- **INPUT RECORDS**:
▬▬▬▬▬▬
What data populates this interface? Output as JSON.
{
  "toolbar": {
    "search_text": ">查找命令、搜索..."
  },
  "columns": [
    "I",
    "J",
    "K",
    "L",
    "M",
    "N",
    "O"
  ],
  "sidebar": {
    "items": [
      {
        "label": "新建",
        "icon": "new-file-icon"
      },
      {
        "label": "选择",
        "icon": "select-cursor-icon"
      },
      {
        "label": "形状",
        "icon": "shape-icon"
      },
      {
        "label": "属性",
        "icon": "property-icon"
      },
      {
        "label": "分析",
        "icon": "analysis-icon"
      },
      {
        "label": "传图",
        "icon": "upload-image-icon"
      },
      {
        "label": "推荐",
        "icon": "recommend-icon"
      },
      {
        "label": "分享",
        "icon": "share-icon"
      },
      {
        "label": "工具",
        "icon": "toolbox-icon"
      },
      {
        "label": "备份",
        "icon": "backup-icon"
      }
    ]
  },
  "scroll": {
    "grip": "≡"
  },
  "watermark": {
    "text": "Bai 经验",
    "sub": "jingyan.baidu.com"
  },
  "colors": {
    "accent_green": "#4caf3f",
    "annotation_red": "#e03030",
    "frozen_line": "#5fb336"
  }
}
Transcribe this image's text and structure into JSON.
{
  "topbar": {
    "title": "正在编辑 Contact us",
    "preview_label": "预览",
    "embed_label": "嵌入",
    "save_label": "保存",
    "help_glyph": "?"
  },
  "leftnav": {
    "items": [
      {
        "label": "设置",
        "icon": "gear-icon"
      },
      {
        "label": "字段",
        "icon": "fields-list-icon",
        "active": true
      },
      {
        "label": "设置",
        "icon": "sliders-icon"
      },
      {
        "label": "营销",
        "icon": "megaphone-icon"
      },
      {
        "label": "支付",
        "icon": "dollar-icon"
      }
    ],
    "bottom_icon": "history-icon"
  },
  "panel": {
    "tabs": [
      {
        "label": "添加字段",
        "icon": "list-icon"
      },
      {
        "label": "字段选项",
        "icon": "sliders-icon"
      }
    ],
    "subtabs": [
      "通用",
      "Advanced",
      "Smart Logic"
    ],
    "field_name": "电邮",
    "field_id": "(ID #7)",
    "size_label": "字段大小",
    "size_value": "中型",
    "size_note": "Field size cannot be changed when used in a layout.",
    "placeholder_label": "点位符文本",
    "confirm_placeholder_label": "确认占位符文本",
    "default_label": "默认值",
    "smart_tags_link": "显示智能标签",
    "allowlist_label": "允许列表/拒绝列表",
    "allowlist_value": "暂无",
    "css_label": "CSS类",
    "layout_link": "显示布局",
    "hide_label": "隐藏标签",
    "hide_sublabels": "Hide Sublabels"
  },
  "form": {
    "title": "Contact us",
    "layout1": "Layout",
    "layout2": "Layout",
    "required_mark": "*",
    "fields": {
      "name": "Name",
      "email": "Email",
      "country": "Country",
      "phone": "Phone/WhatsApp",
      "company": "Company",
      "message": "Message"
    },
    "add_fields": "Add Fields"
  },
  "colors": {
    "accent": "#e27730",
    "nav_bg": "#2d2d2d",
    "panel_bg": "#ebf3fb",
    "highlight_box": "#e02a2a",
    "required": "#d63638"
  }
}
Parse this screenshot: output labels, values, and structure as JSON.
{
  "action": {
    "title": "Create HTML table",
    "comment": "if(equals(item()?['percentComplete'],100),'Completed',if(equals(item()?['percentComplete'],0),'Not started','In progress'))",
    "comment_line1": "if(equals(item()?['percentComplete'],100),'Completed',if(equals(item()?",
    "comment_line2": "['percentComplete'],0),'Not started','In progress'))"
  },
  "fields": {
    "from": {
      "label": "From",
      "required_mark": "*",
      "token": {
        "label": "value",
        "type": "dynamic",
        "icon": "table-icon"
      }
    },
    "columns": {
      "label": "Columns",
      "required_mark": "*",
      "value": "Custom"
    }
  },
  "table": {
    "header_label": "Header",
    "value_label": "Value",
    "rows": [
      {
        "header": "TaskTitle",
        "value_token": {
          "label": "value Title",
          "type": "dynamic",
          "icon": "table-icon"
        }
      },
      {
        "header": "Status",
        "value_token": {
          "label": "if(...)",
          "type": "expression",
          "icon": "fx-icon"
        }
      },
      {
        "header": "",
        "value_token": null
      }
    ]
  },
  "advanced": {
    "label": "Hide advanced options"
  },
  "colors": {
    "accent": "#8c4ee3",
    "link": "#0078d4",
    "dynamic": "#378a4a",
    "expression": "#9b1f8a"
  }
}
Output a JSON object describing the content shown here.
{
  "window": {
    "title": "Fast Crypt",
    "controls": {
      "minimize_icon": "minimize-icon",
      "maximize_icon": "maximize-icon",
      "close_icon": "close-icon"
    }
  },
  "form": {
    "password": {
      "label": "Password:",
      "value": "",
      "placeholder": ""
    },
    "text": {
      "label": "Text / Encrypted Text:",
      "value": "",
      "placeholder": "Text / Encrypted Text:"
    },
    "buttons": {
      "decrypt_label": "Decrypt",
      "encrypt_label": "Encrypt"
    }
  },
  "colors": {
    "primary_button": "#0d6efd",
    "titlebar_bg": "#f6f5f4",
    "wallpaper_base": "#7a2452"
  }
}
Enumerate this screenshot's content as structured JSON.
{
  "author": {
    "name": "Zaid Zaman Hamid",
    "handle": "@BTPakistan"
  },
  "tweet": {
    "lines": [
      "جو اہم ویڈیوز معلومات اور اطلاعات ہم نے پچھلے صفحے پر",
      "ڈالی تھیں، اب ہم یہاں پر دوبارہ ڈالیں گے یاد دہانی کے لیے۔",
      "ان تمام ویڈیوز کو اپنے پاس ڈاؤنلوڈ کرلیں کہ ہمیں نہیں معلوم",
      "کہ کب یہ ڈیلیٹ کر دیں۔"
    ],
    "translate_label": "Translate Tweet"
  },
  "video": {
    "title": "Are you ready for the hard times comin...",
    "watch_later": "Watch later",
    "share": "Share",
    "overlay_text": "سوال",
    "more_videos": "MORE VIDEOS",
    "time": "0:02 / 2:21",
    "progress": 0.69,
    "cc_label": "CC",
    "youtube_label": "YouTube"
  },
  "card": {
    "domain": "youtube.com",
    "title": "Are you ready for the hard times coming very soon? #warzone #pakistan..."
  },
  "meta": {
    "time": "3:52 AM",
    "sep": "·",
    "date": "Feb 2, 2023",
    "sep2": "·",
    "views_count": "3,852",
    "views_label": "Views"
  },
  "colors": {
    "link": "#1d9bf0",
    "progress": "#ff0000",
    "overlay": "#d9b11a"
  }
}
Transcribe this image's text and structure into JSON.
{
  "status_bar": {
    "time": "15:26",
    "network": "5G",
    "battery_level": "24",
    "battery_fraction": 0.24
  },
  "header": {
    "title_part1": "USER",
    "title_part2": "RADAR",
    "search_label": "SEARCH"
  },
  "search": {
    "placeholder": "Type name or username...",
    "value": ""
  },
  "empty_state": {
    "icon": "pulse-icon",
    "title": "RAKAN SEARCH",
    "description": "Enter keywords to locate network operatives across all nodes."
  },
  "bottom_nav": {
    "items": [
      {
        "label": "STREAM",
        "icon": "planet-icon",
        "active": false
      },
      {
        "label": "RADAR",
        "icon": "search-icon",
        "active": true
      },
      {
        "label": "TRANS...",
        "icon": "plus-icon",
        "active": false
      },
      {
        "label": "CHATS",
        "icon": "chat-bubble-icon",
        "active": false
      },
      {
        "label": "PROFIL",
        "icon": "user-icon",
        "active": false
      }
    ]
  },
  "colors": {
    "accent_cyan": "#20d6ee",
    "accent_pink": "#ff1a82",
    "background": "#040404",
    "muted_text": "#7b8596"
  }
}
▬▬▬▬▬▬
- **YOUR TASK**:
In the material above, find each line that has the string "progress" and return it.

- **TASK SOLUTION**:
    "comment": "if(equals(item()?['percentComplete'],100),'Completed',if(equals(item()?['percentComplete'],0),'Not started','In progress'))",
    "comment_line2": "['percentComplete'],0),'Not started','In progress'))"
    "progress": 0.69,
    "progress": "#ff0000",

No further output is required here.